- DATA FOR ANALYSIS:
____
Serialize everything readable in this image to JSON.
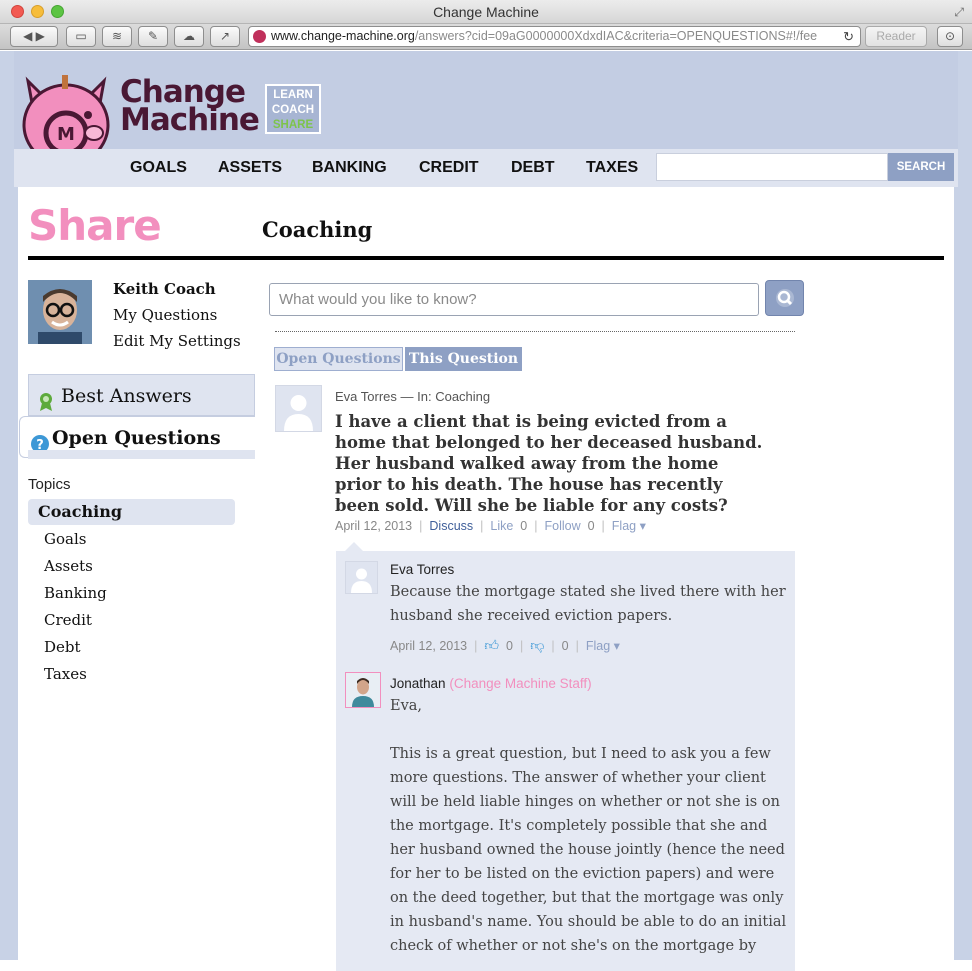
{
  "browser": {
    "window_title": "Change Machine",
    "url_host": "www.change-machine.org",
    "url_rest": "/answers?cid=09aG0000000XdxdIAC&criteria=OPENQUESTIONS#!/fee",
    "reader_label": "Reader"
  },
  "site": {
    "brand_line1": "Change",
    "brand_line2": "Machine",
    "learn": "LEARN",
    "coach": "COACH",
    "share": "SHARE",
    "nav": [
      "GOALS",
      "ASSETS",
      "BANKING",
      "CREDIT",
      "DEBT",
      "TAXES"
    ],
    "search_button": "SEARCH"
  },
  "page": {
    "section_title": "Share",
    "category_title": "Coaching"
  },
  "user": {
    "name": "Keith Coach",
    "links": [
      "My Questions",
      "Edit My Settings"
    ]
  },
  "sidebar": {
    "best_answers": "Best Answers",
    "open_questions": "Open Questions",
    "topics_heading": "Topics",
    "active_topic": "Coaching",
    "topics": [
      "Goals",
      "Assets",
      "Banking",
      "Credit",
      "Debt",
      "Taxes"
    ]
  },
  "search": {
    "placeholder": "What would you like to know?"
  },
  "tabs": {
    "open_questions": "Open Questions",
    "this_question": "This Question"
  },
  "question": {
    "author": "Eva Torres",
    "in_label": "— In: Coaching",
    "text": "I have a client that is being evicted from a home that belonged to her deceased husband. Her husband walked away from the home prior to his death. The house has recently been sold. Will she be liable for any costs?",
    "date": "April 12, 2013",
    "discuss": "Discuss",
    "like": "Like",
    "like_count": "0",
    "follow": "Follow",
    "follow_count": "0",
    "flag": "Flag ▾"
  },
  "answers": [
    {
      "author": "Eva Torres",
      "body": "Because the mortgage stated she lived there with her husband she received eviction papers.",
      "date": "April 12, 2013",
      "up_count": "0",
      "down_count": "0",
      "flag": "Flag ▾"
    },
    {
      "author": "Jonathan",
      "badge": "(Change Machine Staff)",
      "greeting": "Eva,",
      "body": "This is a great question, but I need to ask you a few more questions. The answer of whether your client will be held liable hinges on whether or not she is on the mortgage. It's completely possible that she and her husband owned the house jointly (hence the need for her to be listed on the eviction papers) and were on the deed together, but that the mortgage was only in husband's name. You should be able to do an initial check of whether or not she's on the mortgage by checking her"
    }
  ],
  "colors": {
    "accent_pink": "#f28fbe",
    "nav_blue": "#8ea0c4",
    "brand_purple": "#4a1834"
  }
}
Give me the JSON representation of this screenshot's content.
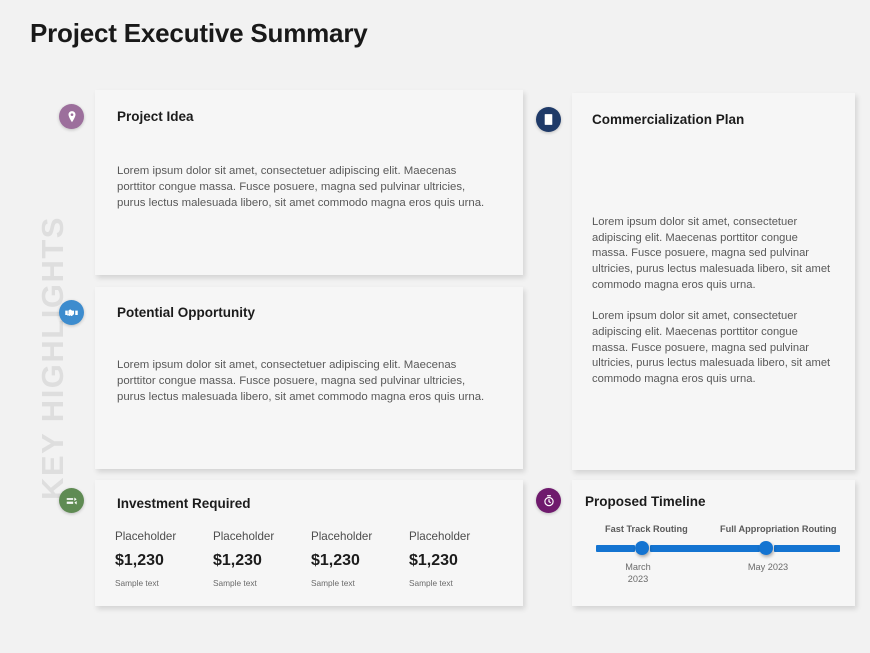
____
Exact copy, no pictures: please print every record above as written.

- SOLVED EXERCISE:
Serialize everything readable in this image to JSON.
{
  "browser": {
    "window_title": "Change Machine",
    "url_host": "www.change-machine.org",
    "url_rest": "/answers?cid=09aG0000000XdxdIAC&criteria=OPENQUESTIONS#!/fee",
    "reader_label": "Reader"
  },
  "site": {
    "brand_line1": "Change",
    "brand_line2": "Machine",
    "learn": "LEARN",
    "coach": "COACH",
    "share": "SHARE",
    "nav": [
      "GOALS",
      "ASSETS",
      "BANKING",
      "CREDIT",
      "DEBT",
      "TAXES"
    ],
    "search_button": "SEARCH"
  },
  "page": {
    "section_title": "Share",
    "category_title": "Coaching"
  },
  "user": {
    "name": "Keith Coach",
    "links": [
      "My Questions",
      "Edit My Settings"
    ]
  },
  "sidebar": {
    "best_answers": "Best Answers",
    "open_questions": "Open Questions",
    "topics_heading": "Topics",
    "active_topic": "Coaching",
    "topics": [
      "Goals",
      "Assets",
      "Banking",
      "Credit",
      "Debt",
      "Taxes"
    ]
  },
  "search": {
    "placeholder": "What would you like to know?"
  },
  "tabs": {
    "open_questions": "Open Questions",
    "this_question": "This Question"
  },
  "question": {
    "author": "Eva Torres",
    "in_label": "— In: Coaching",
    "text": "I have a client that is being evicted from a home that belonged to her deceased husband. Her husband walked away from the home prior to his death. The house has recently been sold. Will she be liable for any costs?",
    "date": "April 12, 2013",
    "discuss": "Discuss",
    "like": "Like",
    "like_count": "0",
    "follow": "Follow",
    "follow_count": "0",
    "flag": "Flag ▾"
  },
  "answers": [
    {
      "author": "Eva Torres",
      "body": "Because the mortgage stated she lived there with her husband she received eviction papers.",
      "date": "April 12, 2013",
      "up_count": "0",
      "down_count": "0",
      "flag": "Flag ▾"
    },
    {
      "author": "Jonathan",
      "badge": "(Change Machine Staff)",
      "greeting": "Eva,",
      "body": "This is a great question, but I need to ask you a few more questions. The answer of whether your client will be held liable hinges on whether or not she is on the mortgage. It's completely possible that she and her husband owned the house jointly (hence the need for her to be listed on the eviction papers) and were on the deed together, but that the mortgage was only in husband's name. You should be able to do an initial check of whether or not she's on the mortgage by checking her"
    }
  ],
  "colors": {
    "accent_pink": "#f28fbe",
    "nav_blue": "#8ea0c4",
    "brand_purple": "#4a1834"
  }
}
Give me the JSON representation of this screenshot's content.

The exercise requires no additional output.